Work request
Going through the data below, please show each line containing the string "description".

Stored records:
※ ※ ※

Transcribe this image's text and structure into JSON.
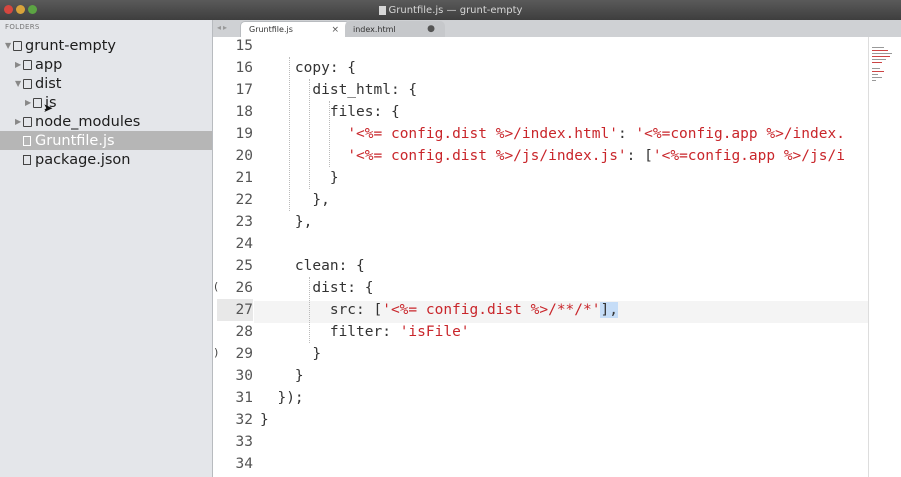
{
  "window": {
    "title": "Gruntfile.js — grunt-empty"
  },
  "sidebar": {
    "header": "FOLDERS",
    "items": [
      {
        "label": "grunt-empty",
        "kind": "folder-open",
        "depth": 0,
        "arrow": "▼"
      },
      {
        "label": "app",
        "kind": "folder",
        "depth": 1,
        "arrow": "▶"
      },
      {
        "label": "dist",
        "kind": "folder-open",
        "depth": 1,
        "arrow": "▼"
      },
      {
        "label": "js",
        "kind": "folder",
        "depth": 2,
        "arrow": "▶"
      },
      {
        "label": "node_modules",
        "kind": "folder",
        "depth": 1,
        "arrow": "▶"
      },
      {
        "label": "Gruntfile.js",
        "kind": "file",
        "depth": 1,
        "selected": true
      },
      {
        "label": "package.json",
        "kind": "file",
        "depth": 1
      }
    ]
  },
  "tabs": [
    {
      "label": "Gruntfile.js",
      "active": true,
      "close": "×"
    },
    {
      "label": "index.html",
      "active": false,
      "close": "●"
    }
  ],
  "editor": {
    "current_line": "27",
    "lines": [
      {
        "num": "15",
        "text": ""
      },
      {
        "num": "16",
        "text": "    copy: {"
      },
      {
        "num": "17",
        "text": "      dist_html: {"
      },
      {
        "num": "18",
        "text": "        files: {"
      },
      {
        "num": "19",
        "pre": "          ",
        "s1": "'<%= config.dist %>/index.html'",
        "mid": ": ",
        "s2": "'<%=config.app %>/index.",
        "post": ""
      },
      {
        "num": "20",
        "pre": "          ",
        "s1": "'<%= config.dist %>/js/index.js'",
        "mid": ": [",
        "s2": "'<%=config.app %>/js/i",
        "post": ""
      },
      {
        "num": "21",
        "text": "        }"
      },
      {
        "num": "22",
        "text": "      },"
      },
      {
        "num": "23",
        "text": "    },"
      },
      {
        "num": "24",
        "text": ""
      },
      {
        "num": "25",
        "text": "    clean: {"
      },
      {
        "num": "26",
        "text": "      dist: {"
      },
      {
        "num": "27",
        "pre": "        src: [",
        "s1": "'<%= config.dist %>/**/*'",
        "mid": "",
        "s2": "",
        "post": "],"
      },
      {
        "num": "28",
        "pre": "        filter: ",
        "s1": "'isFile'",
        "mid": "",
        "s2": "",
        "post": ""
      },
      {
        "num": "29",
        "text": "      }"
      },
      {
        "num": "30",
        "text": "    }"
      },
      {
        "num": "31",
        "text": "  });"
      },
      {
        "num": "32",
        "text": "}"
      },
      {
        "num": "33",
        "text": ""
      },
      {
        "num": "34",
        "text": ""
      }
    ]
  }
}
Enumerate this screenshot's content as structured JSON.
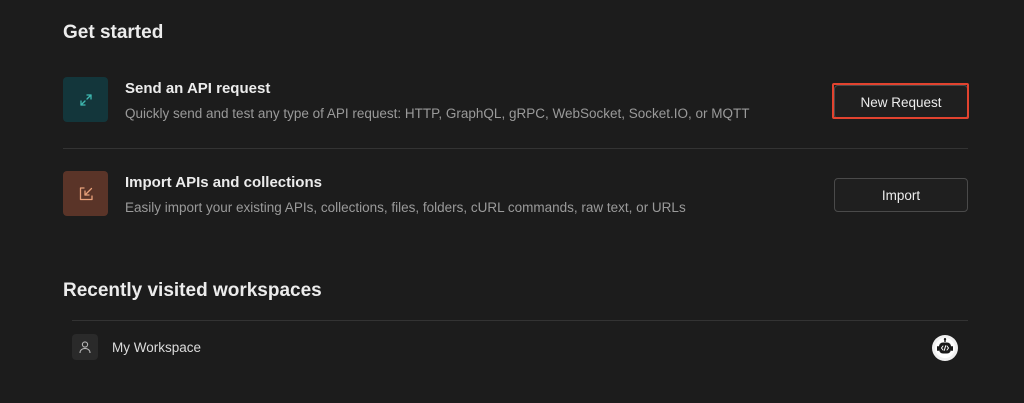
{
  "get_started": {
    "title": "Get started",
    "items": [
      {
        "icon": "api-request-icon",
        "title": "Send an API request",
        "description": "Quickly send and test any type of API request: HTTP, GraphQL, gRPC, WebSocket, Socket.IO, or MQTT",
        "button_label": "New Request",
        "accent": "#13363b"
      },
      {
        "icon": "import-icon",
        "title": "Import APIs and collections",
        "description": "Easily import your existing APIs, collections, files, folders, cURL commands, raw text, or URLs",
        "button_label": "Import",
        "accent": "#5a3428"
      }
    ]
  },
  "recent_workspaces": {
    "title": "Recently visited workspaces",
    "items": [
      {
        "icon": "user-icon",
        "name": "My Workspace",
        "badge_icon": "robot-code-icon"
      }
    ]
  },
  "colors": {
    "background": "#1c1c1c",
    "highlight": "#e2432f"
  }
}
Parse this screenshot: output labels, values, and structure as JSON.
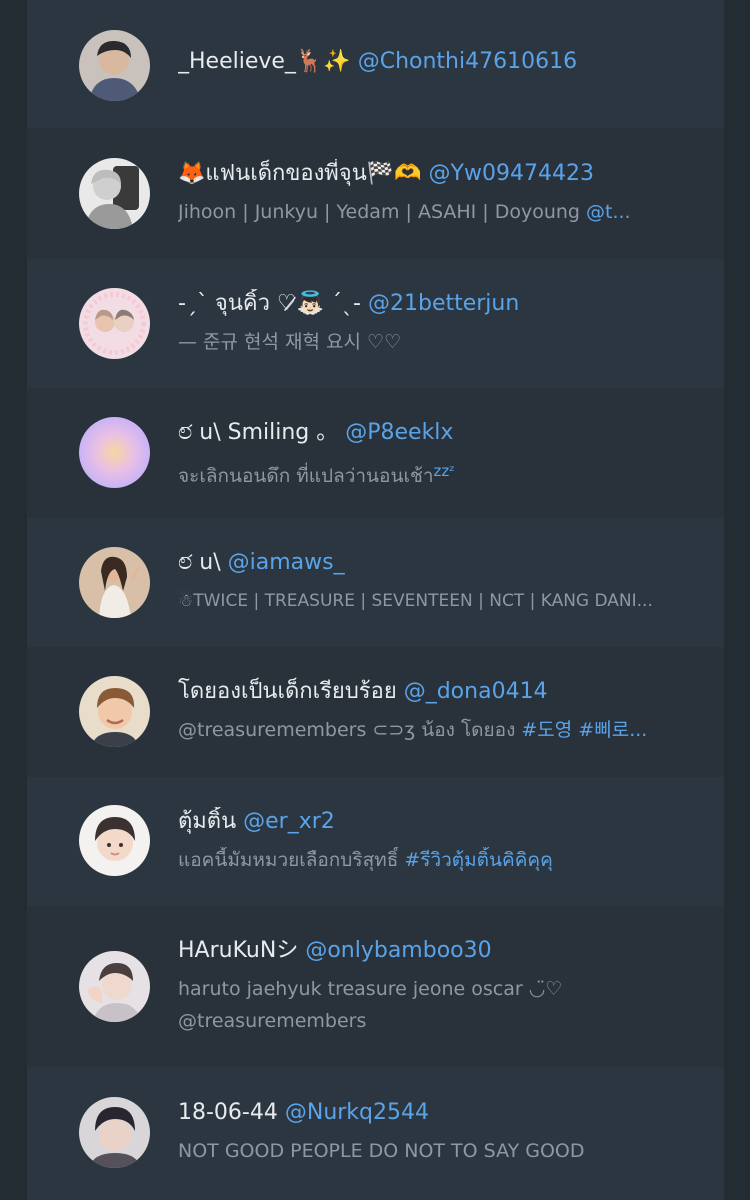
{
  "accounts": [
    {
      "name": "_Heelieve_🦌✨",
      "handle": "@Chonthi47610616",
      "avatar_icon": "profile-photo-dark-hair"
    },
    {
      "name": "🦊แฟนเด็กของพี่จุน🏁🫶",
      "handle": "@Yw09474423",
      "bio_text": "Jihoon | Junkyu | Yedam | ASAHI | Doyoung ",
      "bio_link": "@t...",
      "avatar_icon": "profile-photo-mirror-selfie"
    },
    {
      "name": "-ˏˋ จุนคิ้ว ♡̷👼🏻 ˊˎ-",
      "handle": "@21betterjun",
      "bio_text": "— 준규 현석 재혁 요시 ♡♡",
      "avatar_icon": "profile-photo-pink-frame"
    },
    {
      "name": "ಲ᷄ u\\ Smiling 。",
      "handle": "@P8eeklx",
      "bio_text": "จะเลิกนอนดึก ที่แปลว่านอนเช้า",
      "bio_suffix": "zzᶻ",
      "avatar_icon": "gradient-orb-avatar"
    },
    {
      "name": "ಲ᷄ u\\",
      "handle": "@iamaws_",
      "bio_text": "☃TWICE | TREASURE | SEVENTEEN | NCT | KANG DANI...",
      "avatar_icon": "profile-photo-girl-posing"
    },
    {
      "name": "โดยองเป็นเด็กเรียบร้อย",
      "handle": "@_dona0414",
      "bio_text": "@treasuremembers ⊂⊃ʒ น้อง โดยอง ",
      "bio_link": "#도영 #삐로...",
      "avatar_icon": "profile-photo-smiling-boy"
    },
    {
      "name": "ตุ้มติ้น",
      "handle": "@er_xr2",
      "bio_text": "แอคนี้มัมหมวยเลือกบริสุทธิ์ ",
      "bio_link": "#รีวิวตุ้มติ้นคิคิคุคุ",
      "avatar_icon": "profile-photo-child"
    },
    {
      "name": "HAruKuNシ",
      "handle": "@onlybamboo30",
      "bio_text": "haruto jaehyuk treasure jeone oscar ◡̈♡",
      "bio_line2": "@treasuremembers",
      "avatar_icon": "profile-photo-hand-pose"
    },
    {
      "name": "18-06-44",
      "handle": "@Nurkq2544",
      "bio_text": "NOT GOOD PEOPLE DO NOT TO SAY GOOD",
      "avatar_icon": "profile-photo-portrait"
    }
  ]
}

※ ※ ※

Task answer
        "description": "Quickly send and test any type of API request: HTTP, GraphQL, gRPC, WebSocket, Socket.IO, or MQTT",
        "description": "Easily import your existing APIs, collections, files, folders, cURL commands, raw text, or URLs",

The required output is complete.